r ranson wrote:Do you have access to a vet? Penicillin is pretty broad spectrum - it catches most things but misses others.
If you can get a vet to diagnose the specific reason why the eyes are infected - bacteria, viral, fungal, or environmental (antibiotics only works on one of those causes) - then you can target the drugs to the ailment and use fewer drugs.
If you don't have a vet - have a look for environmental triggers before using a drug they can develop a resistance to. I feel that there are times we need to use these powerful drugs to heal the animal, but I I also know we have some serious drug resistance in my area thanks to the overuse of these drugs - so much so that the government has made it impossible to access these life saving veterinary meds.
I know a neighbor of ours with sheep has eye infections as well. They were giving theirs penicillin and the same eye spray I was using.
Definitely don't want to eat meat with penicillin still in it. The bottle says the withdrawal time of it. We'll respect that for sure.
Jen Fan wrote:Another thought; sometimes eyes can goop up and get mucus-y from dietary intake. If a food is not agreeing with the body. I've observed this in both animals and myself. The most common reason I personally see eye goobers is crappy food intake. Second most common reason I used to see it, back when I was in agricultural/orchard country, was chemical spraying; mosquito spray, crop dusting, and also my neighbors liked to burn their plastic in a burn barrel. Me and all the animals would have gummy eyes and be coughing the next day when they burned. The goats would get gunky ears, too, and the chickens would have runny noses and be coughing. It was poisonous! Gr! Anyway. I suspect the "crappy food" factor is relative to the chemicals in/on the food; what's used to grow it, harvest it, process it, and preserve it, if applicable.
IMO, goopy eyes don't automatically = infection.
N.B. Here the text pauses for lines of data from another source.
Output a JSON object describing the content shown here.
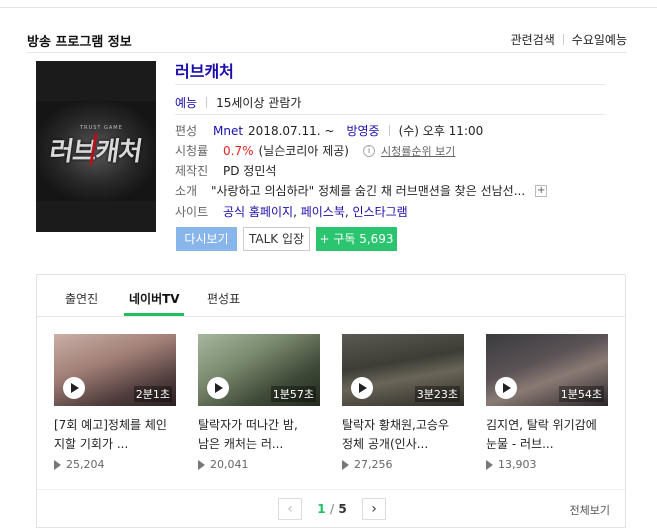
{
  "header": {
    "section_title": "방송 프로그램 정보",
    "links": [
      "관련검색",
      "수요일예능"
    ]
  },
  "program": {
    "title": "러브캐처",
    "genre": "예능",
    "rating_age": "15세이상 관람가",
    "schedule": {
      "label": "편성",
      "channel": "Mnet",
      "date": "2018.07.11. ~",
      "status": "방영중",
      "time": "(수) 오후 11:00"
    },
    "viewership": {
      "label": "시청률",
      "value": "0.7%",
      "source": "(닐슨코리아 제공)",
      "rank_link": "시청률순위 보기"
    },
    "producer": {
      "label": "제작진",
      "value": "PD 정민석"
    },
    "intro": {
      "label": "소개",
      "value": "\"사랑하고 의심하라\" 정체를 숨긴 채 러브맨션을 찾은 선남선..."
    },
    "sites": {
      "label": "사이트",
      "items": [
        "공식 홈페이지",
        "페이스북",
        "인스타그램"
      ]
    }
  },
  "poster": {
    "logo_text": "러브캐처",
    "sub_text": "TRUST GAME"
  },
  "buttons": {
    "replay": "다시보기",
    "talk": "TALK 입장",
    "subscribe": "+ 구독 5,693"
  },
  "tabs": [
    {
      "label": "출연진",
      "active": false
    },
    {
      "label": "네이버TV",
      "active": true
    },
    {
      "label": "편성표",
      "active": false
    }
  ],
  "videos": [
    {
      "title_lines": [
        "[7회 예고]정체를 체인",
        "지할 기회가 ..."
      ],
      "duration": "2분1초",
      "views": "25,204"
    },
    {
      "title_lines": [
        "탈락자가 떠나간 밤,",
        "남은 캐처는 러..."
      ],
      "duration": "1분57초",
      "views": "20,041"
    },
    {
      "title_lines": [
        "탈락자 황채원,고승우",
        "정체 공개(인사..."
      ],
      "duration": "3분23초",
      "views": "27,256"
    },
    {
      "title_lines": [
        "김지연, 탈락 위기감에",
        "눈물 - 러브..."
      ],
      "duration": "1분54초",
      "views": "13,903"
    }
  ],
  "pager": {
    "current": "1",
    "total": "5",
    "view_all": "전체보기"
  },
  "colors": {
    "link": "#1a0dab",
    "accent_green": "#1fbf5f",
    "subscribe_green": "#2bc56f",
    "replay_blue": "#88b5ea",
    "rating_red": "#e0251f"
  }
}
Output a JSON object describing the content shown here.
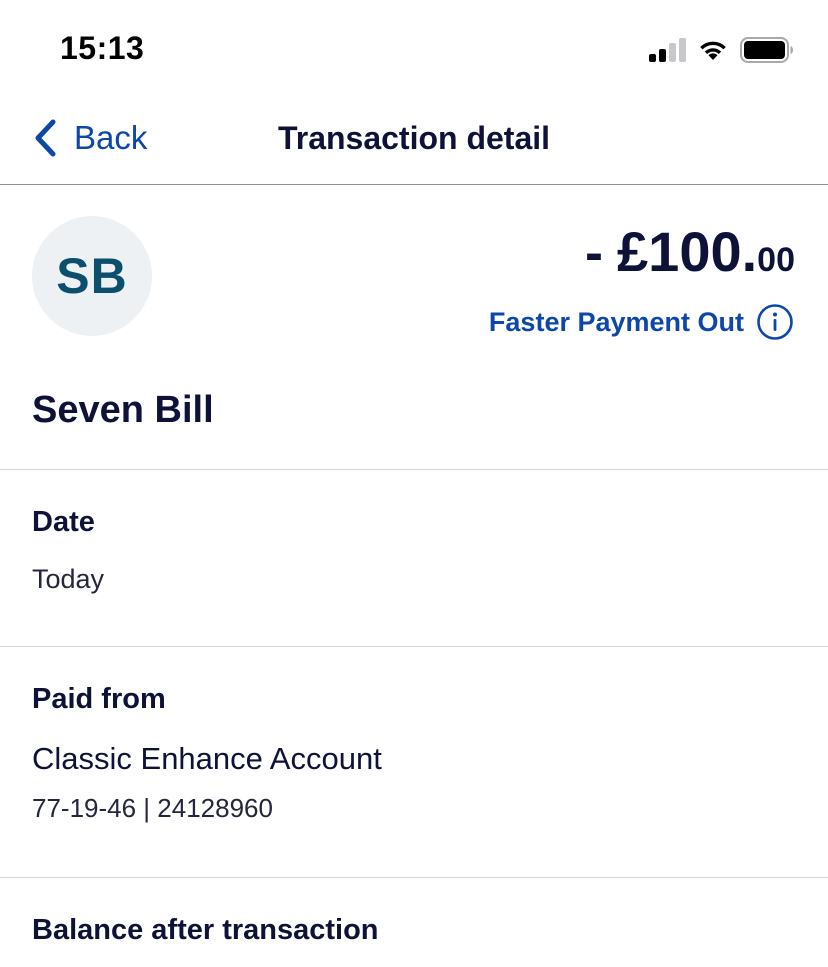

Mucus is the body's way of wrapping a contaminant up in a safe package and expelling it from the body. Could be chemical, physical (seed, etc), bacterial, etc etc.
r ranson wrote:I'm very glad they are doing better.
Did you try a control group? Treating some with saline instead of the meds? I find when I do this for eye problems, my control group heals days earlier than the medicated one - that's even with targeted meds (aka, a full diagnosis and meds to treat the specific problem).
Something I see time and again in our area. Farmers treat with meds without a diagnosis. I've seen farmers treat for pinkeye when it's not pinkeye. Then they get pinkeye and their flock/herd has built up a resistance to the meds that there is no treatment. They end up having to cull a great number of animals due to drug resistance. In the end, the government got so fed up with this that they restricted access to almost all vetrinary drugs, supplements, pariacite control, everything! We can no longer access life-saving animal medication where I live.
This is why I'm such a strong advocate for getting a diagnosis before treating with strong drugs.
Travis Johnson wrote:
One thing to keep in mind about medications: even under Organic Standards, a farmer/homesteader IS REQUIRED to treat an animal with antibiotic if needed.